• [WHAT TO WORK ON]
Tally up the lines below with "HEADLAMP" in them. Answer with the number only.

• [DATA EXTRACTS]
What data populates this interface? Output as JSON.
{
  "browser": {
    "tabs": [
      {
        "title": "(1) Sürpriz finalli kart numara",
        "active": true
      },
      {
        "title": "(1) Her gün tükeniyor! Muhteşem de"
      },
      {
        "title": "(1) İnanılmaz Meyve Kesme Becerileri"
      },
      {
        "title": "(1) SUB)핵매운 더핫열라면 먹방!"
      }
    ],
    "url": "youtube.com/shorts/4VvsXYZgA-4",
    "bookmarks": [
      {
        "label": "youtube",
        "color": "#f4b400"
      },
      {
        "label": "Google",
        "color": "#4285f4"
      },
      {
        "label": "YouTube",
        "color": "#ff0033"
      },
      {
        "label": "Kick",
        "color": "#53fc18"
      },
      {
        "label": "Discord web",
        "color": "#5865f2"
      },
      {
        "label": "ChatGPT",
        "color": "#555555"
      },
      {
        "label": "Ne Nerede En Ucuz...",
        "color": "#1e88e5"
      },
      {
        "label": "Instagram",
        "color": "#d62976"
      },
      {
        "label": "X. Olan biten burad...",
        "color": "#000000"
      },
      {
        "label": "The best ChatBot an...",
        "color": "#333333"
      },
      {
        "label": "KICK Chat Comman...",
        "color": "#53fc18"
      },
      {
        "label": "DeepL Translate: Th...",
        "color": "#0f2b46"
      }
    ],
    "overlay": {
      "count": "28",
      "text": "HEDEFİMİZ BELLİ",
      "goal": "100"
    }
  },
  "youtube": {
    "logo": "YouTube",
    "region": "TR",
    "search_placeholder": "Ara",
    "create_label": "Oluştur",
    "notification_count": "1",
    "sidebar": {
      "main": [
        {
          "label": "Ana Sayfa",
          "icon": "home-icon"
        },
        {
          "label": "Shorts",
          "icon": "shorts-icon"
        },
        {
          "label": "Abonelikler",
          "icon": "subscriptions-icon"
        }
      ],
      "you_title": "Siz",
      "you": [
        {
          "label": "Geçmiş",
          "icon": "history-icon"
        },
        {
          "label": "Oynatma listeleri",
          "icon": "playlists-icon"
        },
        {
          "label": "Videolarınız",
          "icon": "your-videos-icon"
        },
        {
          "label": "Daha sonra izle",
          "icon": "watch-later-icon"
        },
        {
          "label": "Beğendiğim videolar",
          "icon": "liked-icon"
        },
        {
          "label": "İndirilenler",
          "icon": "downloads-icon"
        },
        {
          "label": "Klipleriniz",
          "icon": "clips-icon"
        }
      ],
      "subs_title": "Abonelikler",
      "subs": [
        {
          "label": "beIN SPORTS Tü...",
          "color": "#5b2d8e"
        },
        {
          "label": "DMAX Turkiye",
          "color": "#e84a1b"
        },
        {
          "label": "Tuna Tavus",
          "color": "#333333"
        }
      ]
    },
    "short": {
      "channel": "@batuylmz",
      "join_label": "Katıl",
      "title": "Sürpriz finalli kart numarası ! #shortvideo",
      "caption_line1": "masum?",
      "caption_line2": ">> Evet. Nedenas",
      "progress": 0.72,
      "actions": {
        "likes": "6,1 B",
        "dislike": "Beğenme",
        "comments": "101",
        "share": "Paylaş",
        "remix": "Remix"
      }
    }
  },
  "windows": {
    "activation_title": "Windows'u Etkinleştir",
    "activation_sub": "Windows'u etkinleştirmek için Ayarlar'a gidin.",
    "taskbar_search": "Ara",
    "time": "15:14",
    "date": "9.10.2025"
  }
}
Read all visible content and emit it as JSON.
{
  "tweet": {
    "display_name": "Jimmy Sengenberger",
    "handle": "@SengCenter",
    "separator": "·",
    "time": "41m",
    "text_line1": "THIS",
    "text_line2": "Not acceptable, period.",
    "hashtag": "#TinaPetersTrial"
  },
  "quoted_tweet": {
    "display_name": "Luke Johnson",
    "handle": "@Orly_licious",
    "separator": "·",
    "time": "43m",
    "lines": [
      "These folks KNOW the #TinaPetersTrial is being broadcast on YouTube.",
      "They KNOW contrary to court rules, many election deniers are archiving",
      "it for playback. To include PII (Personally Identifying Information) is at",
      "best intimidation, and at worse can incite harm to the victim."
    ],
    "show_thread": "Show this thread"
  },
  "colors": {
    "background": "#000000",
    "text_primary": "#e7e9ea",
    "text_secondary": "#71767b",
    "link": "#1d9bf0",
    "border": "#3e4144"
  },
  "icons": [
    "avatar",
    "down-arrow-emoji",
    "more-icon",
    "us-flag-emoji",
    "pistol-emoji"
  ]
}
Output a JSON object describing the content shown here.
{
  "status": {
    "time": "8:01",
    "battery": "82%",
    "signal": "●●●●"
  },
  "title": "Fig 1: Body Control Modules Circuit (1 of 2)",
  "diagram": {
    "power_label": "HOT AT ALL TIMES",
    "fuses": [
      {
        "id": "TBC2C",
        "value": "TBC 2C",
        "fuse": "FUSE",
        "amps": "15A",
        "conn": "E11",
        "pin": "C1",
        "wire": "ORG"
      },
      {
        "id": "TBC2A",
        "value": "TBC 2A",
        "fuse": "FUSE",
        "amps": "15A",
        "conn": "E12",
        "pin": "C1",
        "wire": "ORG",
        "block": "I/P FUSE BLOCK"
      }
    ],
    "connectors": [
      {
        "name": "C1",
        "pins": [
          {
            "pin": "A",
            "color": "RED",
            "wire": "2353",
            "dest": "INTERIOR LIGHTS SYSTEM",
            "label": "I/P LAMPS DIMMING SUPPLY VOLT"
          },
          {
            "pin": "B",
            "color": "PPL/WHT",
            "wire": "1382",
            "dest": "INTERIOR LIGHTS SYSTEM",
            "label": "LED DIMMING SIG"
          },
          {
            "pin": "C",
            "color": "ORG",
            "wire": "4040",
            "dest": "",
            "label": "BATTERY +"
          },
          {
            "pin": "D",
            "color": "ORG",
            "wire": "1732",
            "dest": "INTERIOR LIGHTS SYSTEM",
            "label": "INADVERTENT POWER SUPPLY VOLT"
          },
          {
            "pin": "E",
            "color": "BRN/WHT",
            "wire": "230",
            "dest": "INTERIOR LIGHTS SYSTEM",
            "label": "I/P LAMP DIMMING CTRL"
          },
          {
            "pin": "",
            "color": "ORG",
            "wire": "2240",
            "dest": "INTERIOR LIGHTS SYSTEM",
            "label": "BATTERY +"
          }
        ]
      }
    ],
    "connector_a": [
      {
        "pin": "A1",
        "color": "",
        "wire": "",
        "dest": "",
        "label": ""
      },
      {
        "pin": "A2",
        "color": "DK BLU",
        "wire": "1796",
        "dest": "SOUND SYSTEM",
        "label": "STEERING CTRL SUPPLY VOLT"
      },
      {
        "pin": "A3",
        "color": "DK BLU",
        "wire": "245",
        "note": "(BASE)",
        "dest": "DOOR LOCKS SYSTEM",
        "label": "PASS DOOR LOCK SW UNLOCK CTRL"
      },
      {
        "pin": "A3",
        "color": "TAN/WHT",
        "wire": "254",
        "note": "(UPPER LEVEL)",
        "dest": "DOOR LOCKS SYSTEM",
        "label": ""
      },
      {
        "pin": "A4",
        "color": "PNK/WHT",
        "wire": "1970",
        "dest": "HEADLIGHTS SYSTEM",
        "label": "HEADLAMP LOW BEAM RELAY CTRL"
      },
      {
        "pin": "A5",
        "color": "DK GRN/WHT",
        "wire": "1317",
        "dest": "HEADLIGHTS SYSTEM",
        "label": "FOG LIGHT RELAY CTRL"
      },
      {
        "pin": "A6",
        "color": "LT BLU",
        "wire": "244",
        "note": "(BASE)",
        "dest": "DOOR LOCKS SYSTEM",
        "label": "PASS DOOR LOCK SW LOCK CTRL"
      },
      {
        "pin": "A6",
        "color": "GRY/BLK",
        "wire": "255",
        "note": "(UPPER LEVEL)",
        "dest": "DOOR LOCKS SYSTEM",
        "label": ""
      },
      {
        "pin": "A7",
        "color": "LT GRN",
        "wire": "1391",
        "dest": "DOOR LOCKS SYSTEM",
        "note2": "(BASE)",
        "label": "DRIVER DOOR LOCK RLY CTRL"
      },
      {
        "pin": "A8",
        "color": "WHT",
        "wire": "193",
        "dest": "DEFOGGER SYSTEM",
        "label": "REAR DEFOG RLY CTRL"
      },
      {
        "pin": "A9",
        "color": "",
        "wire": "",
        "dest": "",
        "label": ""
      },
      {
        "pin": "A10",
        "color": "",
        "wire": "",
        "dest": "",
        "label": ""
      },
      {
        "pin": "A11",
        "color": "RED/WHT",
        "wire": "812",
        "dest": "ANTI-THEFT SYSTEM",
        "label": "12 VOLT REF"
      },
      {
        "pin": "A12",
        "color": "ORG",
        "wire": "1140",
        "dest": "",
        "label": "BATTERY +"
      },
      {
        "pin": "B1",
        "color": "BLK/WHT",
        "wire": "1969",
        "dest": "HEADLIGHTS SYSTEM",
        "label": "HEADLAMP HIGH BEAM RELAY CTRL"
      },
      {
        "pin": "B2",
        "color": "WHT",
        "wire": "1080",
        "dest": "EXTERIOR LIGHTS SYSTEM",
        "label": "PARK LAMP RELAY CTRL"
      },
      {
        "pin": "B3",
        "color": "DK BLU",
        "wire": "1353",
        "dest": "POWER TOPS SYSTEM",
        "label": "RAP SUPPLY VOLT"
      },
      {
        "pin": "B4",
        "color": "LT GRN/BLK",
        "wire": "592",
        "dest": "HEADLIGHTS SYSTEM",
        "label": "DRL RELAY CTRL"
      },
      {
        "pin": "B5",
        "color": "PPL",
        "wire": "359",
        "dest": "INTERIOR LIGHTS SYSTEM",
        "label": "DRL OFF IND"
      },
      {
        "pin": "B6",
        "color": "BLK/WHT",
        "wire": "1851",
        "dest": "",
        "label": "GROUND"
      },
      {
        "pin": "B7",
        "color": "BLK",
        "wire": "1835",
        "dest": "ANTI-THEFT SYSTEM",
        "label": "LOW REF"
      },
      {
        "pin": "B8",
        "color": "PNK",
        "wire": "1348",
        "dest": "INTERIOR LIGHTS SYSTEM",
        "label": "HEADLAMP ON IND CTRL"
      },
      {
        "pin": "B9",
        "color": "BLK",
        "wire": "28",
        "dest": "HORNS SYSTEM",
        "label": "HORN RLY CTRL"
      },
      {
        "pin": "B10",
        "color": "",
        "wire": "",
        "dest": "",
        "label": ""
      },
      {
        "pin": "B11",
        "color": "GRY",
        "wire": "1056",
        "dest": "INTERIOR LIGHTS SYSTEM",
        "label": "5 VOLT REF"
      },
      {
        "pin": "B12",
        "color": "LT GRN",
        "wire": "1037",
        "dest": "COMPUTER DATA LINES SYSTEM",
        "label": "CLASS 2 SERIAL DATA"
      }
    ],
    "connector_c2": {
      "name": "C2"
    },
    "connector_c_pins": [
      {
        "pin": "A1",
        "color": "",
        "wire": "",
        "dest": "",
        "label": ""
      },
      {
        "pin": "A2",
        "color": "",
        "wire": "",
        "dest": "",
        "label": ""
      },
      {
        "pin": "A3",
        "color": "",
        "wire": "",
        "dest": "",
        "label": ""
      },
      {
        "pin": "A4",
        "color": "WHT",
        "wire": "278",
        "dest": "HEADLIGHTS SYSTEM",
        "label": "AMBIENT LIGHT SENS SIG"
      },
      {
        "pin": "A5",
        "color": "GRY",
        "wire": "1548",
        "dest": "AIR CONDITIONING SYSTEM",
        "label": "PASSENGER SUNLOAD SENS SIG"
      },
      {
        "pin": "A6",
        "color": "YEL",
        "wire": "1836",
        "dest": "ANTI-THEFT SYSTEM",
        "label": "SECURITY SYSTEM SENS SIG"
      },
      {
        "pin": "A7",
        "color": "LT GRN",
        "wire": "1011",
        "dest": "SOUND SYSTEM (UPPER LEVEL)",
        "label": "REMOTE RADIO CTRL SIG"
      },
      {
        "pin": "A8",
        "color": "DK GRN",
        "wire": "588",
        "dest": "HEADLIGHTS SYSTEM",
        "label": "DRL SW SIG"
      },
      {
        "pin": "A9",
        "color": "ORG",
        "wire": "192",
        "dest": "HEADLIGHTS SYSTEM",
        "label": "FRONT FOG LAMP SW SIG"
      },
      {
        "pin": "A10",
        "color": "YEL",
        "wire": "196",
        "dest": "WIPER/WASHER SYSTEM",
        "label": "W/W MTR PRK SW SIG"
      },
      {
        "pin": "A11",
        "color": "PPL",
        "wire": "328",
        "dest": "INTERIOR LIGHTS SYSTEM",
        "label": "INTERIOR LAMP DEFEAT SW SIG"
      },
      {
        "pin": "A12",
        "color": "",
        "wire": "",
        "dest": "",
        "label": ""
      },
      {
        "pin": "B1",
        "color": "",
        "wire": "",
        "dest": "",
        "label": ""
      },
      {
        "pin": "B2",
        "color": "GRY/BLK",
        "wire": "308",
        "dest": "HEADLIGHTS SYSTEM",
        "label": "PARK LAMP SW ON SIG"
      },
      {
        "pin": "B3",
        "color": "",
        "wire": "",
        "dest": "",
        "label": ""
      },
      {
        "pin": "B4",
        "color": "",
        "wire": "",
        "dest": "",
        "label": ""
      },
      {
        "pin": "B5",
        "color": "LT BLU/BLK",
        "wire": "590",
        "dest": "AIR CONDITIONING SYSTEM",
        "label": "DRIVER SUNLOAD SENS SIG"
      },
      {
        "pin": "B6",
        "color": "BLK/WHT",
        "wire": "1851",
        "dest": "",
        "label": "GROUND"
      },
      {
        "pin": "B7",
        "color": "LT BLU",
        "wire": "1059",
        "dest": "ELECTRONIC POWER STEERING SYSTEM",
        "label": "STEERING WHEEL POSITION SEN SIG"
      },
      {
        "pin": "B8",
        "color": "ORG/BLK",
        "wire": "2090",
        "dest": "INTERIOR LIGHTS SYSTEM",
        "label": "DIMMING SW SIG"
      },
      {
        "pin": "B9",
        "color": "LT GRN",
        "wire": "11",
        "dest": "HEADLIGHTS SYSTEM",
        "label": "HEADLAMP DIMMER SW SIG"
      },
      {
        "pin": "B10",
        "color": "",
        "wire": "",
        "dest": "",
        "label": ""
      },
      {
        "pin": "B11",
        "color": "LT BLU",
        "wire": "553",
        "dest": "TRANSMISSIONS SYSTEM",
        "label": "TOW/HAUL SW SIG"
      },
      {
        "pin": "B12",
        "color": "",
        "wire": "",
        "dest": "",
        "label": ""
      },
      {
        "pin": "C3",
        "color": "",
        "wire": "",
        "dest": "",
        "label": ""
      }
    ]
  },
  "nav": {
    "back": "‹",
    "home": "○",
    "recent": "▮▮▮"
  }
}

• [RESULT OF THIS EXERCISE]
4